Component data from apps and pages:
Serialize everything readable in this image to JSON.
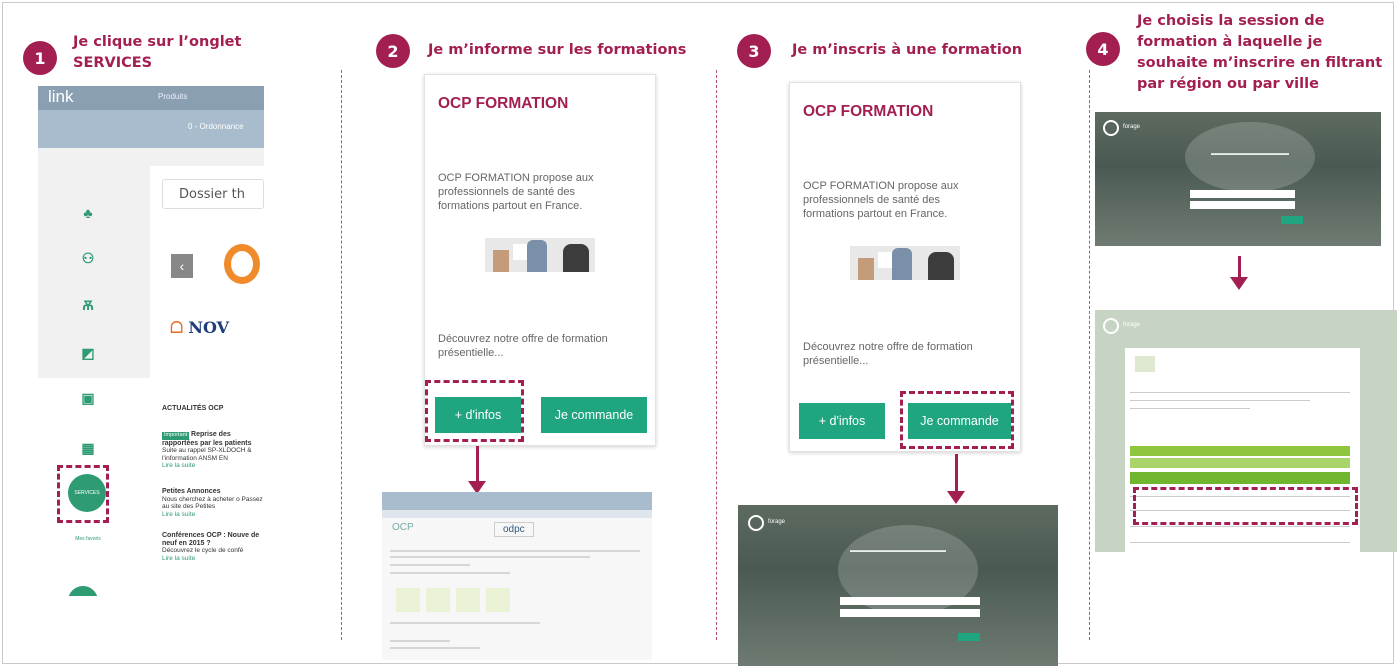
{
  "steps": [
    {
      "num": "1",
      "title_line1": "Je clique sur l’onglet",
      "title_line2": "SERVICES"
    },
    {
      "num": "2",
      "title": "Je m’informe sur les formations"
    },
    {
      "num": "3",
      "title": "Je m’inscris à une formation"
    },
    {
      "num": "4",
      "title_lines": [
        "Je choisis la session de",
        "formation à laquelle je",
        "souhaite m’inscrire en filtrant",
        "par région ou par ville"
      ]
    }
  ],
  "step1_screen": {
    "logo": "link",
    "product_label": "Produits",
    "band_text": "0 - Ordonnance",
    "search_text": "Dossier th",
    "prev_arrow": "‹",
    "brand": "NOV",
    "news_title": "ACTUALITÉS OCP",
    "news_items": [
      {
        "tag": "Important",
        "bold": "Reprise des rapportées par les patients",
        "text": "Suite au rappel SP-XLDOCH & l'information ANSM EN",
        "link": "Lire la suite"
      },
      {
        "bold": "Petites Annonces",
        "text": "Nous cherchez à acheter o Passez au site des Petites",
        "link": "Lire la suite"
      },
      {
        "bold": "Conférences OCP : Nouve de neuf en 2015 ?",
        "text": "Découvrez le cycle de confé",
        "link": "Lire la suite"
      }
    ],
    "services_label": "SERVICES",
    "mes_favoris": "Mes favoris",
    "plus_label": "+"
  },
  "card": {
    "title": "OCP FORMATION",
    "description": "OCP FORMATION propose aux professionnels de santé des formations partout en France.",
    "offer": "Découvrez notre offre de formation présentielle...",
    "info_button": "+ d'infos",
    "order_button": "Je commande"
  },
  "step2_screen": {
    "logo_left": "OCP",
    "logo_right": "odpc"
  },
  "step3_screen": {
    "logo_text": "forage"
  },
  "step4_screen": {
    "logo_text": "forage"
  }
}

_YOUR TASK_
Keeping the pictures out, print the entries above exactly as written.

_ANSWER SECTION_
Serialize everything readable in this image to JSON.
{
  "steps": [
    {
      "num": "1",
      "title_line1": "Je clique sur l’onglet",
      "title_line2": "SERVICES"
    },
    {
      "num": "2",
      "title": "Je m’informe sur les formations"
    },
    {
      "num": "3",
      "title": "Je m’inscris à une formation"
    },
    {
      "num": "4",
      "title_lines": [
        "Je choisis la session de",
        "formation à laquelle je",
        "souhaite m’inscrire en filtrant",
        "par région ou par ville"
      ]
    }
  ],
  "step1_screen": {
    "logo": "link",
    "product_label": "Produits",
    "band_text": "0 - Ordonnance",
    "search_text": "Dossier th",
    "prev_arrow": "‹",
    "brand": "NOV",
    "news_title": "ACTUALITÉS OCP",
    "news_items": [
      {
        "tag": "Important",
        "bold": "Reprise des rapportées par les patients",
        "text": "Suite au rappel SP-XLDOCH & l'information ANSM EN",
        "link": "Lire la suite"
      },
      {
        "bold": "Petites Annonces",
        "text": "Nous cherchez à acheter o Passez au site des Petites",
        "link": "Lire la suite"
      },
      {
        "bold": "Conférences OCP : Nouve de neuf en 2015 ?",
        "text": "Découvrez le cycle de confé",
        "link": "Lire la suite"
      }
    ],
    "services_label": "SERVICES",
    "mes_favoris": "Mes favoris",
    "plus_label": "+"
  },
  "card": {
    "title": "OCP FORMATION",
    "description": "OCP FORMATION propose aux professionnels de santé des formations partout en France.",
    "offer": "Découvrez notre offre de formation présentielle...",
    "info_button": "+ d'infos",
    "order_button": "Je commande"
  },
  "step2_screen": {
    "logo_left": "OCP",
    "logo_right": "odpc"
  },
  "step3_screen": {
    "logo_text": "forage"
  },
  "step4_screen": {
    "logo_text": "forage"
  }
}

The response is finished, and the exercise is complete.